* [ACTION ITEM]:
Pull every line that includes the word "price" from the data.
---- SUPPLIED RECORDS
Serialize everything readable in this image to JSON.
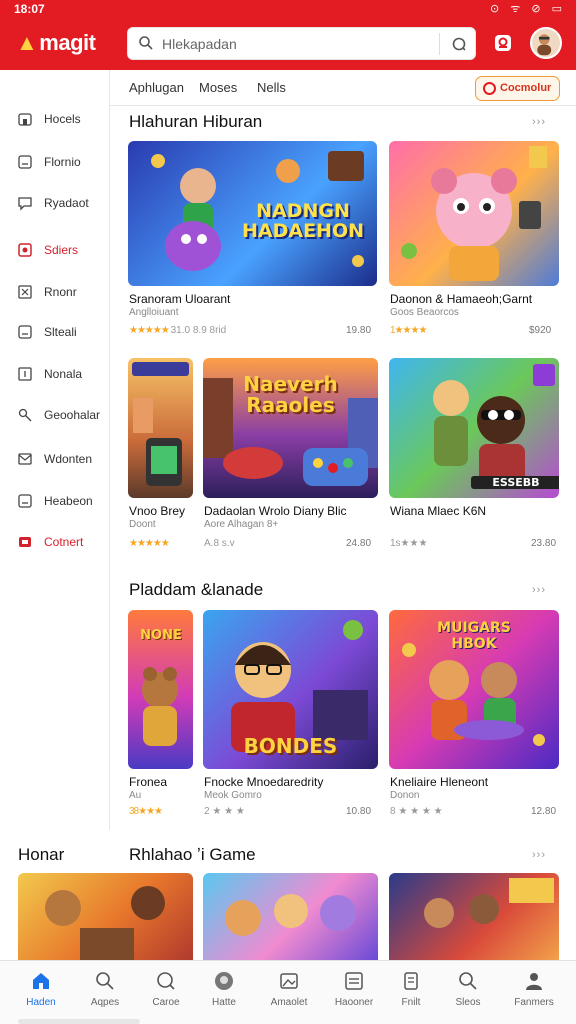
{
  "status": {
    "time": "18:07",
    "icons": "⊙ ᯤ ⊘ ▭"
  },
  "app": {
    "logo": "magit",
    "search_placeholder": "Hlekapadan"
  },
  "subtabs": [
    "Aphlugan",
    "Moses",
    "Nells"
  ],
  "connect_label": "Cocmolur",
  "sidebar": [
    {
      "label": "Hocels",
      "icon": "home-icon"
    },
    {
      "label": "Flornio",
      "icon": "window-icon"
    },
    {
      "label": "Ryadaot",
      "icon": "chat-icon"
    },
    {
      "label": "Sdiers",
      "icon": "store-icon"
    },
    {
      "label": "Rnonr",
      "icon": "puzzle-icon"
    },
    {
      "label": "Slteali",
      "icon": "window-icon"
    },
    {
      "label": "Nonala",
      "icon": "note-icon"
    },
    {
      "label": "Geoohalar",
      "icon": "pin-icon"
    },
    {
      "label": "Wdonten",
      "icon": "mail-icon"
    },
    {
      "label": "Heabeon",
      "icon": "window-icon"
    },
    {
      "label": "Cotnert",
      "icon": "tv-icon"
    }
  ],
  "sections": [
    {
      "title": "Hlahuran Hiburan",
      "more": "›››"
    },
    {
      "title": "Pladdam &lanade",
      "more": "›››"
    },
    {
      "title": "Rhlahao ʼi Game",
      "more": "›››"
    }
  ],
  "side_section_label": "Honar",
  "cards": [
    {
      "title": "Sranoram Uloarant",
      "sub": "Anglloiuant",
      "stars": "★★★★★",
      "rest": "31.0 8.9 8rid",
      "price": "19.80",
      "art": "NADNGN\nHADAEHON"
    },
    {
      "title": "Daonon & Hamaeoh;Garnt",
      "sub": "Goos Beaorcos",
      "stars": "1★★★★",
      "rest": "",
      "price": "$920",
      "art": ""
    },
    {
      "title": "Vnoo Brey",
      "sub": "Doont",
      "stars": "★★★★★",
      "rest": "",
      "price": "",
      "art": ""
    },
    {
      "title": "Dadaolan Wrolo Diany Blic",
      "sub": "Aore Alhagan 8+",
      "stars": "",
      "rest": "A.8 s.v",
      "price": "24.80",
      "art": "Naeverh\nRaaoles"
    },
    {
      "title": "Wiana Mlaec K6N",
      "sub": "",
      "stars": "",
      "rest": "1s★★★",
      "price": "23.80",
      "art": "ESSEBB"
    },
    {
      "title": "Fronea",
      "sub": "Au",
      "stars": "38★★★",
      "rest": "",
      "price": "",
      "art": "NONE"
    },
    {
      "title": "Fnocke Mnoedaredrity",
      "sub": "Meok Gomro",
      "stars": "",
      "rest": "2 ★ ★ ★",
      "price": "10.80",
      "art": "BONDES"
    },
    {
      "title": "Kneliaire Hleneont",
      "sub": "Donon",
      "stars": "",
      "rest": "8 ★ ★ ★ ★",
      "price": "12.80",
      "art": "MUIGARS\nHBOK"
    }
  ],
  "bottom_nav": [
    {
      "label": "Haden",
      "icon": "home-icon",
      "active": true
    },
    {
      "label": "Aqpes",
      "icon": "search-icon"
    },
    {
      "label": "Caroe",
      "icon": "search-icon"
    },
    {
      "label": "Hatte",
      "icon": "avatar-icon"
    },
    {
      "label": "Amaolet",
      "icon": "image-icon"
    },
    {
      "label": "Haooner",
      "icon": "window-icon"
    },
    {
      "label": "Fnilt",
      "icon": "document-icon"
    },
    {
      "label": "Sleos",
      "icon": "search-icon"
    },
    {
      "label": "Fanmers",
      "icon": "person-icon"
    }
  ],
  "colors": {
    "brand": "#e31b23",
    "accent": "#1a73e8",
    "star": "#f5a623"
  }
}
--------
* [EXPECTED OUTPUT]:
      "price": "19.80",
      "price": "$920",
      "price": "",
      "price": "24.80",
      "price": "23.80",
      "price": "",
      "price": "10.80",
      "price": "12.80",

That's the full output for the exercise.